Humans are naturally curious. Whilst this inquisitiveness often fades as we get older, the impulse to discover our roots remains strong. Whether this is in the forlorn hope that despite an entirely unremarkable life we might have colourful and/or famous ancestors or simply an attempt to understand why we are the person we’ve become. For those who were adopted, this need is often too strong to ignore. In Rose Plays Julie, the answers are unexpected.
Rose (Ann Skelly) is a rather standoffish veterinary student who doesn’t really fit in with her peers.
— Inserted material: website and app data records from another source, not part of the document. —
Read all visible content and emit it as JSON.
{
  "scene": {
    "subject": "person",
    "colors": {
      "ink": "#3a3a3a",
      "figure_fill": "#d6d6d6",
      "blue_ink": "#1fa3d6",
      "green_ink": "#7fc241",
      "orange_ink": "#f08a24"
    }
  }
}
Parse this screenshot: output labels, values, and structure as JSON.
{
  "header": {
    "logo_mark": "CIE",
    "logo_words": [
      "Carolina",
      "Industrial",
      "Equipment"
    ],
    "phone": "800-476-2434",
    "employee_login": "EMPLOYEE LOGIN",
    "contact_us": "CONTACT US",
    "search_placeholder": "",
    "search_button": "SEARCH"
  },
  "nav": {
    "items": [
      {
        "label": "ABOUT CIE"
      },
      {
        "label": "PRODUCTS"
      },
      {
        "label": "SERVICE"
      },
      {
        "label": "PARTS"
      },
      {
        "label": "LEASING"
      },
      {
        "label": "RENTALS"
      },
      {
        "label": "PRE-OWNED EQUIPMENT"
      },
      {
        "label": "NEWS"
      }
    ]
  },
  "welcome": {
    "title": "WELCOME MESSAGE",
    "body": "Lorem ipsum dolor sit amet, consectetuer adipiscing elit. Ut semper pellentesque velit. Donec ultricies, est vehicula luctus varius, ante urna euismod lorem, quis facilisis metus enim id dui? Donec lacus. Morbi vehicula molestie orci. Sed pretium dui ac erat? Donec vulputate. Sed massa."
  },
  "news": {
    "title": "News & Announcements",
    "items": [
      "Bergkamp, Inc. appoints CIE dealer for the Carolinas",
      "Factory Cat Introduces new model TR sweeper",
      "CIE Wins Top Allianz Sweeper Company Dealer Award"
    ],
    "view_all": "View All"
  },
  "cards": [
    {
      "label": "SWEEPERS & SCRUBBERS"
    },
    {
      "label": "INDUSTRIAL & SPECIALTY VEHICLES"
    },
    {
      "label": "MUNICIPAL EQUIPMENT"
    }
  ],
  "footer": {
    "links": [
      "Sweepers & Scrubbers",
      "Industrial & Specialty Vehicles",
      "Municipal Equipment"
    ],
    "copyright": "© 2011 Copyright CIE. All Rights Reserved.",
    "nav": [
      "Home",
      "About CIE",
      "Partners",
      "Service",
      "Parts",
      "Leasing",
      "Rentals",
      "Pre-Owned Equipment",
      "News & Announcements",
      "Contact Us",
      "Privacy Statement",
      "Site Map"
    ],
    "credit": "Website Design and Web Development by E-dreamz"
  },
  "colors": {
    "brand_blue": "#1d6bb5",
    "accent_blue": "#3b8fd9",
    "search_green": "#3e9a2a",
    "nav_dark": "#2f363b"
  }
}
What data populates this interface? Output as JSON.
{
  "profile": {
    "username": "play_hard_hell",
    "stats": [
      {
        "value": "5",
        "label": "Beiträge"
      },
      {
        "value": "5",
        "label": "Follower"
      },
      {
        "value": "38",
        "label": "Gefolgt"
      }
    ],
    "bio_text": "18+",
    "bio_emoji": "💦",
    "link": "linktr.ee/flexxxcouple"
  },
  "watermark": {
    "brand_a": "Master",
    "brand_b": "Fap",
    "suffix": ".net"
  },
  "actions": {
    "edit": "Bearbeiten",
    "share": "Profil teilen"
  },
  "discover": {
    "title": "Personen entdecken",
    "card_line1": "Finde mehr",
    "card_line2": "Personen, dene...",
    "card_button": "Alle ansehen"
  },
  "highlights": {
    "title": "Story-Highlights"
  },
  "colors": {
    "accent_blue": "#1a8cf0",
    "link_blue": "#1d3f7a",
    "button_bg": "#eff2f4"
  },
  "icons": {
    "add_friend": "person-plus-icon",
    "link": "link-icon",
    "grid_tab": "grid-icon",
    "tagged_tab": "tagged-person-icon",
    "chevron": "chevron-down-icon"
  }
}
As an only child she’s had a loving relationship with her adopted family, but after the death of her mother she’s more determined than ever to discover who her birth parents are. To understand how they could ‘give her up’. After years of searching, Rose now has a name and number, but after tracking down her biological mother Ellen (Orla Brady) she receives some rather upsetting news.
There will be few better films in cinemas this year than Rose Plays Julie. It’s brilliantly written and masterfully directed by Joe Lawlor and Christine Molloy. The whole tone of incongruent eeriness is mesmerising. Ann Skelly is an absolute revelation. Her performance is so nuanced and understated, with silences and looks as powerful as the dialogue itself. Rose Plays Julie is a breathtakingly blunt drama which hits all the right notes.
Rose Plays Julie is out in cinemas from 17 September.